Friday, February 26, 2010

Getting Things Done Better

The busier I am the more interested I become in efficiency.

I've known about Getting Things Done (GTD) for a while, but it always seemed like too much work. Then I lose track of a couple of ToDos and I suddenly take a renewed interest in capturing and planning everything. :)

Likewise for Some Techniques for Learning by Connections. It's kind of a verbose article, but the list of techniques are a good reminder and make sense to me, so I thought I'd share them.

Of course, now I'm blogging about doing things rather than doing them, so off I go. :)

Kevin

update: P.S. if you have any tips or techniques for getting things done, please mention it! Thanks. :)

6 comments:

MamasBoy said...
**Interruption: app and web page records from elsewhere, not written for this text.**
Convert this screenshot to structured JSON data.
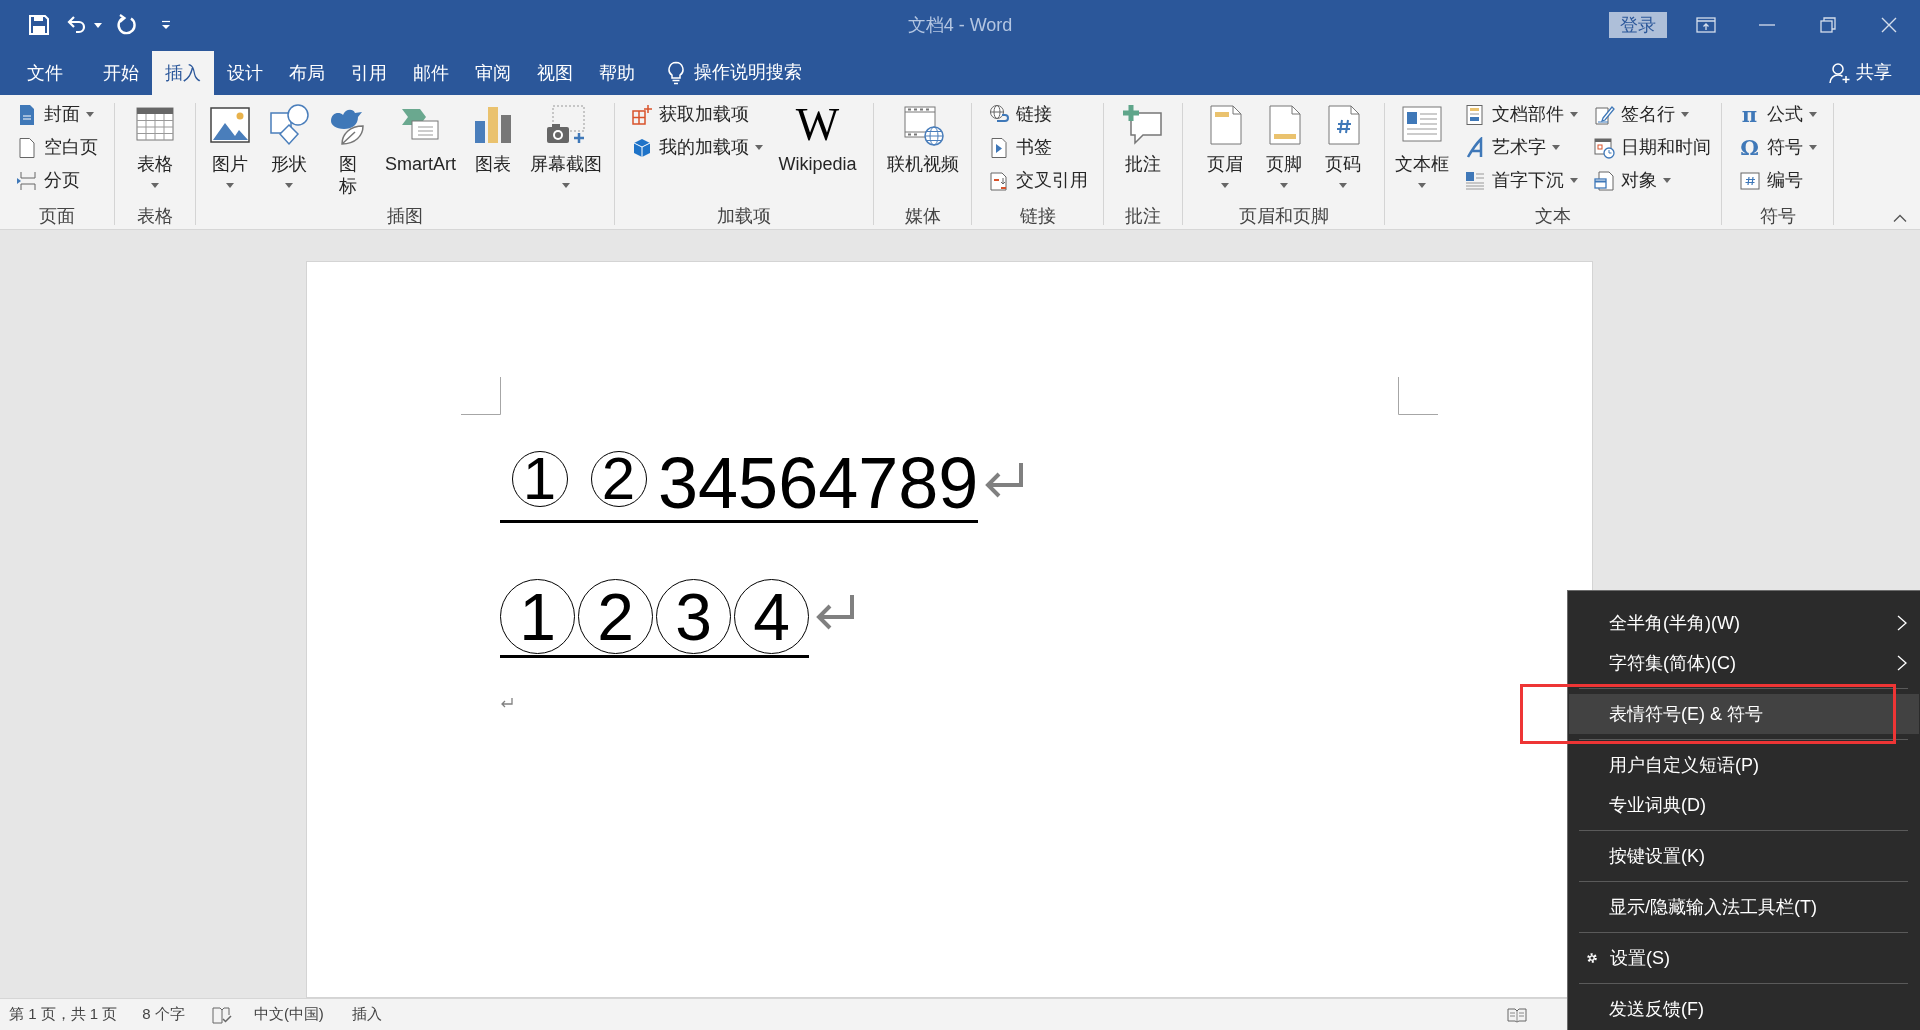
{
  "window": {
    "title": "文档4 - Word",
    "sign_in": "登录"
  },
  "tabs": [
    {
      "label": "文件",
      "selected": false
    },
    {
      "label": "开始",
      "selected": false
    },
    {
      "label": "插入",
      "selected": true
    },
    {
      "label": "设计",
      "selected": false
    },
    {
      "label": "布局",
      "selected": false
    },
    {
      "label": "引用",
      "selected": false
    },
    {
      "label": "邮件",
      "selected": false
    },
    {
      "label": "审阅",
      "selected": false
    },
    {
      "label": "视图",
      "selected": false
    },
    {
      "label": "帮助",
      "selected": false
    }
  ],
  "tell_me": {
    "placeholder": "操作说明搜索"
  },
  "share": {
    "label": "共享"
  },
  "ribbon": {
    "groups": [
      {
        "label": "页面",
        "items": [
          {
            "kind": "small",
            "label": "封面",
            "dropdown": true
          },
          {
            "kind": "small",
            "label": "空白页",
            "dropdown": false
          },
          {
            "kind": "small",
            "label": "分页",
            "dropdown": false
          }
        ]
      },
      {
        "label": "表格",
        "items": [
          {
            "kind": "large",
            "label": "表格",
            "dropdown": true
          }
        ]
      },
      {
        "label": "插图",
        "items": [
          {
            "kind": "large",
            "label": "图片",
            "dropdown": true
          },
          {
            "kind": "large",
            "label": "形状",
            "dropdown": true
          },
          {
            "kind": "vertical",
            "label": "图标",
            "dropdown": false
          },
          {
            "kind": "large",
            "label": "SmartArt",
            "dropdown": false
          },
          {
            "kind": "large",
            "label": "图表",
            "dropdown": false
          },
          {
            "kind": "large",
            "label": "屏幕截图",
            "dropdown": true
          }
        ]
      },
      {
        "label": "加载项",
        "items": [
          {
            "kind": "small",
            "label": "获取加载项",
            "dropdown": false
          },
          {
            "kind": "small",
            "label": "我的加载项",
            "dropdown": true
          },
          {
            "kind": "large",
            "label": "Wikipedia",
            "dropdown": false,
            "logo": "W"
          }
        ]
      },
      {
        "label": "媒体",
        "items": [
          {
            "kind": "large",
            "label": "联机视频",
            "dropdown": false
          }
        ]
      },
      {
        "label": "链接",
        "items": [
          {
            "kind": "small",
            "label": "链接",
            "dropdown": false
          },
          {
            "kind": "small",
            "label": "书签",
            "dropdown": false
          },
          {
            "kind": "small",
            "label": "交叉引用",
            "dropdown": false
          }
        ]
      },
      {
        "label": "批注",
        "items": [
          {
            "kind": "large",
            "label": "批注",
            "dropdown": false
          }
        ]
      },
      {
        "label": "页眉和页脚",
        "items": [
          {
            "kind": "large",
            "label": "页眉",
            "dropdown": true
          },
          {
            "kind": "large",
            "label": "页脚",
            "dropdown": true
          },
          {
            "kind": "large",
            "label": "页码",
            "dropdown": true
          }
        ]
      },
      {
        "label": "文本",
        "items": [
          {
            "kind": "large",
            "label": "文本框",
            "dropdown": true
          },
          {
            "kind": "small",
            "label": "文档部件",
            "dropdown": true
          },
          {
            "kind": "small",
            "label": "艺术字",
            "dropdown": true
          },
          {
            "kind": "small",
            "label": "首字下沉",
            "dropdown": true
          },
          {
            "kind": "small",
            "label": "签名行",
            "dropdown": true
          },
          {
            "kind": "small",
            "label": "日期和时间",
            "dropdown": false
          },
          {
            "kind": "small",
            "label": "对象",
            "dropdown": true
          }
        ]
      },
      {
        "label": "符号",
        "items": [
          {
            "kind": "small",
            "label": "公式",
            "dropdown": true,
            "glyph": "π"
          },
          {
            "kind": "small",
            "label": "符号",
            "dropdown": true,
            "glyph": "Ω"
          },
          {
            "kind": "small",
            "label": "编号",
            "dropdown": false
          }
        ]
      }
    ]
  },
  "document": {
    "paragraphs": [
      {
        "kind": "text",
        "underlined": true,
        "segments": [
          {
            "kind": "ringed-small",
            "text": "1"
          },
          {
            "kind": "ringed-small",
            "text": "2"
          },
          {
            "kind": "plain",
            "text": "34564789"
          }
        ]
      },
      {
        "kind": "text",
        "underlined": true,
        "segments": [
          {
            "kind": "ringed-large",
            "text": "1"
          },
          {
            "kind": "ringed-large",
            "text": "2"
          },
          {
            "kind": "ringed-large",
            "text": "3"
          },
          {
            "kind": "ringed-large",
            "text": "4"
          }
        ]
      },
      {
        "kind": "empty"
      }
    ]
  },
  "status_bar": {
    "page": "第 1 页，共 1 页",
    "words": "8 个字",
    "language": "中文(中国)",
    "mode": "插入"
  },
  "context_menu": {
    "items": [
      {
        "kind": "submenu",
        "label": "全半角(半角)(W)",
        "selected": false,
        "divider_after": false
      },
      {
        "kind": "submenu",
        "label": "字符集(简体)(C)",
        "selected": false,
        "divider_after": true
      },
      {
        "kind": "command",
        "label": "表情符号(E) & 符号",
        "selected": true,
        "divider_after": true
      },
      {
        "kind": "command",
        "label": "用户自定义短语(P)",
        "selected": false,
        "divider_after": false
      },
      {
        "kind": "command",
        "label": "专业词典(D)",
        "selected": false,
        "divider_after": true
      },
      {
        "kind": "command",
        "label": "按键设置(K)",
        "selected": false,
        "divider_after": true
      },
      {
        "kind": "command",
        "label": "显示/隐藏输入法工具栏(T)",
        "selected": false,
        "divider_after": true
      },
      {
        "kind": "settings",
        "label": "设置(S)",
        "selected": false,
        "divider_after": true
      },
      {
        "kind": "command",
        "label": "发送反馈(F)",
        "selected": false,
        "divider_after": false
      }
    ]
  }
}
You mean you have a life with literal face to face interaction? Does that exist anymore?

Kevin said...

Not AFAIK. Sadly, I'm at the point where even face-to-computer-to-computer-to-face interaction would be a big step up! :)

Scott said...

I concur on the idea of learning by connections. I try to tell students that one of the marks of a good students is curiosity. I think a curious mind remembers more because it makes connections. That's probably just amateur educational psychology, but it makes sense.

BTW, thanks for linking to my blog!

Scott

Kevin said...

Good advice, Scott. I'm a big proponent of student motivated learning where curiosity and desire are the guide. Unfortunately, comparing people is far easier with uniformity, while curiosity leads to all sorts of detours and tangents, sometimes leaving strange holes.

Balancing the two -- cultivating curiosity in the midst of compelled learning -- is a struggle, but a very valuable skill. In my experience, it is made easier by having just the right amount of free time and environment to explore.

Re linking your blog: my pleasure! You do a great job.

Kevin

Scott said...

I like the way that you talked about curiosity within compulsion. I'd like to figure out how to do that. So part of that's on me, but I think that the standardized school system probably crushes some of that curiosity out.

Here's a video on that subject that makes a similar point. Unfortunately he spends too much time making jokes and not enough explaining:
http://www.ted.com/talks/lang/eng/ken_robinson_says_schools_kill_creativity.html

Kevin said...

Yeah! I actually saw that video fairly recently! A bunch of those TED talks are very good; I should post about some of them, even if just 'cause they're fun.

I agree with you: Robinson was entertaining and I basically agree with him, but he was very light on solutions.

The Montessori method, for example, looks great for grade school age, but I'm not entirely sure how to translate it to adults where there's more formal and rigid requirements. The biggest problem is probably the limited time and competing priorities adult students have; they don't [feel they] have time to explore and wander.

But presenting students with ideas and options for them to find connections to their interests sounds like a great goal. Alas, the best connections may be unique to each student and exceedingly hard to come up with. But there probably are some commonalities -- in culture, perhaps movies or politics, or music or food, or morality or family -- that could be related to their lives and interests.

Applying the learning techniques to teaching might work... at least to make them more readily apparent and explorable by the students. e.g. Maybe you could come up with some optional mnemonic devices or games or songs or goofy dances (eh? EH? I have some of those burned into my brain :)) to aid recall of key facts. If direct interest doesn't exist, maybe indirect will work.

Beyond that, perhaps you could give the problem to your students -- for each topic, what mnemonic devices, analogies, associations, applications, or personal connections can they come up with that interests them? What do they find interesting about a particular event or context? From a free association / Rorshach perspective, what comes to mind? If they're willing, maybe the students can even take turns explaining it to the class by playing 20 questions or something.

That might get you some feedback and material for the future -- though, probably along with a lot of crap. :) I'd guess their ideas would have a very low signal to noise ratio, but you might notice overlap or gather some gems over time; and at least you'll be encouraging them to explicitly look for connections to their interests.

I'm sure you've given this a lot more thought than I have, so please take my naive and abstract ideas with a hefty if not unwieldy grain of salt. But it's fun to think about. You should write some posts on teaching and what has worked for you and what hasn't. I'd love to learn vicariously through your practical experiences. :)

Kevin